From the point of view of everyday consciousness, modern jewelry can be viewed as something directly opposite to the meaning originally put into this concept (the words “decoration” and “beauty” are etymologically related) – as disfigurement,

ugliness.A defiant disdain for one’s own body, decorating it with pieces of wire, bicycle knitting needles, razors, metal zippers, and scars is designed to actively and effectively expose aesthetic conventions. Such attempts to individualize your body initially refute this very desire, since they are largely dictated by fashion trends.

In conclusion, we emphasize that the problem of a person’s relationship to his own body is part of the general problem of the relationship between culture and nature.And if today we are talking about the relevance of the formation of ecological consciousness, about the need to form an ecological culture, then this forces us to discuss the problem of the ecology of the human body. And if in the ecology of the environment we begin to gradually realize how dangerous interference with the harmonious system of nature is, then the danger of interference with the natural in man is realized to a lesser extent.

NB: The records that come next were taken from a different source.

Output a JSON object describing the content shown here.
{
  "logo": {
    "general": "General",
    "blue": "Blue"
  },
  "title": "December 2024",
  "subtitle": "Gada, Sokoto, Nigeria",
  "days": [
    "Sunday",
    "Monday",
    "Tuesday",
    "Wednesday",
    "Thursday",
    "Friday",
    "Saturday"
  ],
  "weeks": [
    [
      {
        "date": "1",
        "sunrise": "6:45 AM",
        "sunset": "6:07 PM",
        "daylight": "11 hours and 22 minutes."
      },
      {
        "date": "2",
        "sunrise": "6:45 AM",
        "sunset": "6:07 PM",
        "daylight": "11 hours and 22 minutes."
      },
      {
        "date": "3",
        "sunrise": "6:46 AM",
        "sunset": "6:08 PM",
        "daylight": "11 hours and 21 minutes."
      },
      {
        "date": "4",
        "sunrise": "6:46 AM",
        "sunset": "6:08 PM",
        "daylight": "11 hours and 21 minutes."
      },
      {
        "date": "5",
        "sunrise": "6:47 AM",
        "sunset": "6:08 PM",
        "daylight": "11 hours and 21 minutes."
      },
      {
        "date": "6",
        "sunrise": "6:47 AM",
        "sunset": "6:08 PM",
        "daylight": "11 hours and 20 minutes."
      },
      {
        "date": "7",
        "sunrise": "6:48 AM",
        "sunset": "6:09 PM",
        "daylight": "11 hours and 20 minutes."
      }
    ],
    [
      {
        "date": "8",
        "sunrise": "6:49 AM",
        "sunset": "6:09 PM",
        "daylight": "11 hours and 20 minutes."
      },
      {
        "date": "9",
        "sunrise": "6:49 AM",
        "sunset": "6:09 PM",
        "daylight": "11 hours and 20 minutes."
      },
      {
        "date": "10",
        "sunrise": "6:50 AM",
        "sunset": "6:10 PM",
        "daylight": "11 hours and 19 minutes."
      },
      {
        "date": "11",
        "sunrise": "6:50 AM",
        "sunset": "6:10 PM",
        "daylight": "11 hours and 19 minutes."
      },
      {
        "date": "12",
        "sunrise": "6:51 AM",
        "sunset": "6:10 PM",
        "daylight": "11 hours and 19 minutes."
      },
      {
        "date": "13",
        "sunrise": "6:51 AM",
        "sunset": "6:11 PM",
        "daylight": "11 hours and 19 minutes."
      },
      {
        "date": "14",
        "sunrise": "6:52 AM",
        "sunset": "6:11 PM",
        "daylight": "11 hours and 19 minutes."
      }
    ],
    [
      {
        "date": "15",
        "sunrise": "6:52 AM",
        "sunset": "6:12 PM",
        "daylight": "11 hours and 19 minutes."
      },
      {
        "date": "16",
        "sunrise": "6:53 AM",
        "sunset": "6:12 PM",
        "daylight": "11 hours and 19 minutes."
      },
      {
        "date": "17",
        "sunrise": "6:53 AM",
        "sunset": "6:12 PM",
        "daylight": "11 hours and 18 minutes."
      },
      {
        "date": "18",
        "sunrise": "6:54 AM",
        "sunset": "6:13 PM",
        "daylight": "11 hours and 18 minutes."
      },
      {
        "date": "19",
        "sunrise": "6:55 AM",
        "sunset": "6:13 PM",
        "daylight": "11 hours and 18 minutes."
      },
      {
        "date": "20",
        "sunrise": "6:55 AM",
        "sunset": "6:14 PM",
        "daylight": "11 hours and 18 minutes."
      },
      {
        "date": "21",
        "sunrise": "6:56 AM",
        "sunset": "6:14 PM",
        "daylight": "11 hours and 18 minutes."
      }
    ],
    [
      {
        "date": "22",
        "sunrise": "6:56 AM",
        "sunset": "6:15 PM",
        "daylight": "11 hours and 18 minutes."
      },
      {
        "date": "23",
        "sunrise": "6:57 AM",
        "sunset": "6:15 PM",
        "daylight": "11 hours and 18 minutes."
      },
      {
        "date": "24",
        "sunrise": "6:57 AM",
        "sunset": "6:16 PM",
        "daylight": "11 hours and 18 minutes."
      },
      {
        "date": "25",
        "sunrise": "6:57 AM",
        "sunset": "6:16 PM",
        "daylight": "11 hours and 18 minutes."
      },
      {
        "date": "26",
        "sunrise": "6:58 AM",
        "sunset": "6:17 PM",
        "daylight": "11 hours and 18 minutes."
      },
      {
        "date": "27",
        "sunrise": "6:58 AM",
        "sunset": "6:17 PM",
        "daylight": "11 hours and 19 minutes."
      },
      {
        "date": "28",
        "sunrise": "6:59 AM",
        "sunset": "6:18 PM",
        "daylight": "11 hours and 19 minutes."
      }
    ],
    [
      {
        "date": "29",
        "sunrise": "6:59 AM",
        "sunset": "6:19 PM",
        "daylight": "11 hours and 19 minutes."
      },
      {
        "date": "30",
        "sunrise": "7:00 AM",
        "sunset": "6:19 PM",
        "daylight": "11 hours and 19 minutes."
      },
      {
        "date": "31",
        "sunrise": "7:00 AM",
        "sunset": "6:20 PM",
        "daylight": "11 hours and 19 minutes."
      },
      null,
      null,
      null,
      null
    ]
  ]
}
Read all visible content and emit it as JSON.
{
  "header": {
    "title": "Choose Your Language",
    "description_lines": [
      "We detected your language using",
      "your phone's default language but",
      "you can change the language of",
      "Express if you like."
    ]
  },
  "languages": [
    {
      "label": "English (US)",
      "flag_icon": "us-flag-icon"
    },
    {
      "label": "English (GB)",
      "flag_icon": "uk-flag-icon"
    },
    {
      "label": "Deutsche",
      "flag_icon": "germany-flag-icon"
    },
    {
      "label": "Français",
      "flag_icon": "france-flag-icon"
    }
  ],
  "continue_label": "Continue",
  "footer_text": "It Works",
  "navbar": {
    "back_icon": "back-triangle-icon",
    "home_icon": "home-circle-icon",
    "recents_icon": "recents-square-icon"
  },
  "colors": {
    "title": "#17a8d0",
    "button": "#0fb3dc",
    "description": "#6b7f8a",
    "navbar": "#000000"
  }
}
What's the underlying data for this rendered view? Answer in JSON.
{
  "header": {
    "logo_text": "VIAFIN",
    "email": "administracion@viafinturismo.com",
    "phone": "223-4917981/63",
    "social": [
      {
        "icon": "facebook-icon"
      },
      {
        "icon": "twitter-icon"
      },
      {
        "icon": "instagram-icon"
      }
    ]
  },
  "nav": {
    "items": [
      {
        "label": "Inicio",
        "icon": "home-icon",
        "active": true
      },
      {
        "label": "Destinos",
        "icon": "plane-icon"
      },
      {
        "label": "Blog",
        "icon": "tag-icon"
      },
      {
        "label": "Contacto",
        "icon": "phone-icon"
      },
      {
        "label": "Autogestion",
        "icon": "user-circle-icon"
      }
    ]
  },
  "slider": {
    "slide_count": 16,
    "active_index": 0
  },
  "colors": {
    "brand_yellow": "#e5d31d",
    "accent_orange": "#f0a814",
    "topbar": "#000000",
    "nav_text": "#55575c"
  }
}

1.Bykhovskaya I. M. Corporeality as a sociocultural phenomenon / I. M. Bykhovskaya // Culturology. XX century: dictionary. M., 1996.S. 464-467.

2. Kabakova G. About sweet kisses and bitter tears: Notes on body gastronomy /

The body in Russian culture: collection of articles. articles. / Comp. G. Kabakov and F. Comte. M., 2005.S. 67-77.

3. Koretskaya L. F. Corporeality of a person as an object of socio-humanitarian knowledge.: http: //izvestiaлsea.m/pdf.asp? id = 3513

4. Leleko VD The space of everyday life in European culture / VD Leleko. SPb, 2002. [Electronic resource]. CC: http://medialib.pspu.ru/page.php?id=1220

5. Moss M. Body techniques / M. Moss // Society. Exchange. Personality. M., 1996. [Electronic resource]. CC: http://docs.google.com/View?id=dcwmhwgh_13f3x6v3wn

6.: http://lib.ru/FILOSOF/PODOROGA_W/s_antropo.txt

7. Sontag S. Disease as a metaphor / S. Sontag // Foreign literature. 2003. No. 8.

8. Flier A. Ya. Nature and culture / A. Ya. Flier // Culturology. XX century: dictionary. M., 1996.S. 137-138.

9. Horuzhy S. S. Hermeneutics of corporality in spiritual traditions and modern

practices myself / S.S. Horuzhy. [Electronic resource]. CC: synergia-


Meanwhile, the ecology of the human body implies the responsibility of each of us for our own health, as well as responsibility in manipulating our bodies.